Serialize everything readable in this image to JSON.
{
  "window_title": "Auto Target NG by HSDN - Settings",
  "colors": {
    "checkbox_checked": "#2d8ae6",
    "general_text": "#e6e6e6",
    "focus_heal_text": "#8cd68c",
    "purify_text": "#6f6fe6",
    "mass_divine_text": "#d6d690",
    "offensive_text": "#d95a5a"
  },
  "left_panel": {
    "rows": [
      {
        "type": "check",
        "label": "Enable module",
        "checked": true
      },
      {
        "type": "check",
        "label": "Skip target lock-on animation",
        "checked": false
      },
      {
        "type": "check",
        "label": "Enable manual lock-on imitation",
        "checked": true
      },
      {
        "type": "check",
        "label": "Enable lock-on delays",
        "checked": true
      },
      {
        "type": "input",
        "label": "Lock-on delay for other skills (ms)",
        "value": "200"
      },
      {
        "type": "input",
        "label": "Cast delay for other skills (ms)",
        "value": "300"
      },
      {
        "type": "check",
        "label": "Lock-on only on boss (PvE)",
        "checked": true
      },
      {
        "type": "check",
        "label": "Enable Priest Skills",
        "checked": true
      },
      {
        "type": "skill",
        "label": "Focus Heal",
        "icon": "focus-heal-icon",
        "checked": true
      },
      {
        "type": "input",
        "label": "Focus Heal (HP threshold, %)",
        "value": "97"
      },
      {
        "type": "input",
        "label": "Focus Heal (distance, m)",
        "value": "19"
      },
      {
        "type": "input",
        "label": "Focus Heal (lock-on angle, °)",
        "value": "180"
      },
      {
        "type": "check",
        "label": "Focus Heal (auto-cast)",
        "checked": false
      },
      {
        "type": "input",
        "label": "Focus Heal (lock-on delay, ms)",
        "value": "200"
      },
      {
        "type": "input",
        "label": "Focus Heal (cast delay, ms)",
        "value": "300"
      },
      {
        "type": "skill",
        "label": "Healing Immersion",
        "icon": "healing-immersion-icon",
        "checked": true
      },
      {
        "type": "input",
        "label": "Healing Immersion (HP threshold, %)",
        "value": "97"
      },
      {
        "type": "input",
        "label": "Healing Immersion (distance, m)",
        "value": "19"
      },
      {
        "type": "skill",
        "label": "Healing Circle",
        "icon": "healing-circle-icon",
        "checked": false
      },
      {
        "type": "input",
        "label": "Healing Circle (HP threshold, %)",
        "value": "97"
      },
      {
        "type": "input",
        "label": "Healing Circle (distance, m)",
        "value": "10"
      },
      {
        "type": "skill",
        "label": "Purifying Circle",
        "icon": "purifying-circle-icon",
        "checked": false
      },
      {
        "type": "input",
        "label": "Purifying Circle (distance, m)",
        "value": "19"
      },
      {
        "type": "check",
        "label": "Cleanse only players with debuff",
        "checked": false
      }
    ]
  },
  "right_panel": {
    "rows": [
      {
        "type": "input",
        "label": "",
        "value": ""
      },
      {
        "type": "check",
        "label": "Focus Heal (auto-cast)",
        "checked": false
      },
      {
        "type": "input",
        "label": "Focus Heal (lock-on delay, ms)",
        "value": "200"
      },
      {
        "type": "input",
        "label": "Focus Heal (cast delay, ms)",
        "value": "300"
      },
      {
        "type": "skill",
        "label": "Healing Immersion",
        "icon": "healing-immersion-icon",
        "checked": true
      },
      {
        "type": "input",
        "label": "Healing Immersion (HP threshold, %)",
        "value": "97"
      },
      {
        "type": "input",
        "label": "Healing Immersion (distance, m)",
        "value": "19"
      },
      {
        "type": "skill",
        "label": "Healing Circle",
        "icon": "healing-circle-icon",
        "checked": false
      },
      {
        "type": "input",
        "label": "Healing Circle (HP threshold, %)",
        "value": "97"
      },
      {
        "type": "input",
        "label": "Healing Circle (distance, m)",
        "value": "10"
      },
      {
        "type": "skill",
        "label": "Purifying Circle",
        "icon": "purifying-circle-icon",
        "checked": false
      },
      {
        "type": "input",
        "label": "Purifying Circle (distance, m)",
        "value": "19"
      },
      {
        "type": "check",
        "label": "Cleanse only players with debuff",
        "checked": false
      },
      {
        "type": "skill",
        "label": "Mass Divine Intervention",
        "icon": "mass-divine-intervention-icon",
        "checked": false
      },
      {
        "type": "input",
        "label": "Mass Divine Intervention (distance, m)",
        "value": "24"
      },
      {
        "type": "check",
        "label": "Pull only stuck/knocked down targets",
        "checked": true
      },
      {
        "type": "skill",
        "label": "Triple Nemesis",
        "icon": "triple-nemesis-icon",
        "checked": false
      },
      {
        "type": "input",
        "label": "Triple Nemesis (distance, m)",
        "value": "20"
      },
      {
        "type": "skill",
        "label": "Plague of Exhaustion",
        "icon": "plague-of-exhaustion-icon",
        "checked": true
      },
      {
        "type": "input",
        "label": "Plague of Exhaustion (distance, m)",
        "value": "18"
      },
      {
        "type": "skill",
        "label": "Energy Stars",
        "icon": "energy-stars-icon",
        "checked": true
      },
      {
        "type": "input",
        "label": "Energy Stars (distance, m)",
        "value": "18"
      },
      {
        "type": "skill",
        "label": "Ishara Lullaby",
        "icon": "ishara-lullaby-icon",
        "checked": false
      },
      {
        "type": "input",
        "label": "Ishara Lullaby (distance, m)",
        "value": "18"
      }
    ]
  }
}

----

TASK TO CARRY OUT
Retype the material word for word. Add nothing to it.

RESULT OF THE TASK
Serialize everything readable in this image to JSON.
{
  "window_title": "Auto Target NG by HSDN - Settings",
  "colors": {
    "checkbox_checked": "#2d8ae6",
    "general_text": "#e6e6e6",
    "focus_heal_text": "#8cd68c",
    "purify_text": "#6f6fe6",
    "mass_divine_text": "#d6d690",
    "offensive_text": "#d95a5a"
  },
  "left_panel": {
    "rows": [
      {
        "type": "check",
        "label": "Enable module",
        "checked": true
      },
      {
        "type": "check",
        "label": "Skip target lock-on animation",
        "checked": false
      },
      {
        "type": "check",
        "label": "Enable manual lock-on imitation",
        "checked": true
      },
      {
        "type": "check",
        "label": "Enable lock-on delays",
        "checked": true
      },
      {
        "type": "input",
        "label": "Lock-on delay for other skills (ms)",
        "value": "200"
      },
      {
        "type": "input",
        "label": "Cast delay for other skills (ms)",
        "value": "300"
      },
      {
        "type": "check",
        "label": "Lock-on only on boss (PvE)",
        "checked": true
      },
      {
        "type": "check",
        "label": "Enable Priest Skills",
        "checked": true
      },
      {
        "type": "skill",
        "label": "Focus Heal",
        "icon": "focus-heal-icon",
        "checked": true
      },
      {
        "type": "input",
        "label": "Focus Heal (HP threshold, %)",
        "value": "97"
      },
      {
        "type": "input",
        "label": "Focus Heal (distance, m)",
        "value": "19"
      },
      {
        "type": "input",
        "label": "Focus Heal (lock-on angle, °)",
        "value": "180"
      },
      {
        "type": "check",
        "label": "Focus Heal (auto-cast)",
        "checked": false
      },
      {
        "type": "input",
        "label": "Focus Heal (lock-on delay, ms)",
        "value": "200"
      },
      {
        "type": "input",
        "label": "Focus Heal (cast delay, ms)",
        "value": "300"
      },
      {
        "type": "skill",
        "label": "Healing Immersion",
        "icon": "healing-immersion-icon",
        "checked": true
      },
      {
        "type": "input",
        "label": "Healing Immersion (HP threshold, %)",
        "value": "97"
      },
      {
        "type": "input",
        "label": "Healing Immersion (distance, m)",
        "value": "19"
      },
      {
        "type": "skill",
        "label": "Healing Circle",
        "icon": "healing-circle-icon",
        "checked": false
      },
      {
        "type": "input",
        "label": "Healing Circle (HP threshold, %)",
        "value": "97"
      },
      {
        "type": "input",
        "label": "Healing Circle (distance, m)",
        "value": "10"
      },
      {
        "type": "skill",
        "label": "Purifying Circle",
        "icon": "purifying-circle-icon",
        "checked": false
      },
      {
        "type": "input",
        "label": "Purifying Circle (distance, m)",
        "value": "19"
      },
      {
        "type": "check",
        "label": "Cleanse only players with debuff",
        "checked": false
      }
    ]
  },
  "right_panel": {
    "rows": [
      {
        "type": "input",
        "label": "",
        "value": ""
      },
      {
        "type": "check",
        "label": "Focus Heal (auto-cast)",
        "checked": false
      },
      {
        "type": "input",
        "label": "Focus Heal (lock-on delay, ms)",
        "value": "200"
      },
      {
        "type": "input",
        "label": "Focus Heal (cast delay, ms)",
        "value": "300"
      },
      {
        "type": "skill",
        "label": "Healing Immersion",
        "icon": "healing-immersion-icon",
        "checked": true
      },
      {
        "type": "input",
        "label": "Healing Immersion (HP threshold, %)",
        "value": "97"
      },
      {
        "type": "input",
        "label": "Healing Immersion (distance, m)",
        "value": "19"
      },
      {
        "type": "skill",
        "label": "Healing Circle",
        "icon": "healing-circle-icon",
        "checked": false
      },
      {
        "type": "input",
        "label": "Healing Circle (HP threshold, %)",
        "value": "97"
      },
      {
        "type": "input",
        "label": "Healing Circle (distance, m)",
        "value": "10"
      },
      {
        "type": "skill",
        "label": "Purifying Circle",
        "icon": "purifying-circle-icon",
        "checked": false
      },
      {
        "type": "input",
        "label": "Purifying Circle (distance, m)",
        "value": "19"
      },
      {
        "type": "check",
        "label": "Cleanse only players with debuff",
        "checked": false
      },
      {
        "type": "skill",
        "label": "Mass Divine Intervention",
        "icon": "mass-divine-intervention-icon",
        "checked": false
      },
      {
        "type": "input",
        "label": "Mass Divine Intervention (distance, m)",
        "value": "24"
      },
      {
        "type": "check",
        "label": "Pull only stuck/knocked down targets",
        "checked": true
      },
      {
        "type": "skill",
        "label": "Triple Nemesis",
        "icon": "triple-nemesis-icon",
        "checked": false
      },
      {
        "type": "input",
        "label": "Triple Nemesis (distance, m)",
        "value": "20"
      },
      {
        "type": "skill",
        "label": "Plague of Exhaustion",
        "icon": "plague-of-exhaustion-icon",
        "checked": true
      },
      {
        "type": "input",
        "label": "Plague of Exhaustion (distance, m)",
        "value": "18"
      },
      {
        "type": "skill",
        "label": "Energy Stars",
        "icon": "energy-stars-icon",
        "checked": true
      },
      {
        "type": "input",
        "label": "Energy Stars (distance, m)",
        "value": "18"
      },
      {
        "type": "skill",
        "label": "Ishara Lullaby",
        "icon": "ishara-lullaby-icon",
        "checked": false
      },
      {
        "type": "input",
        "label": "Ishara Lullaby (distance, m)",
        "value": "18"
      }
    ]
  }
}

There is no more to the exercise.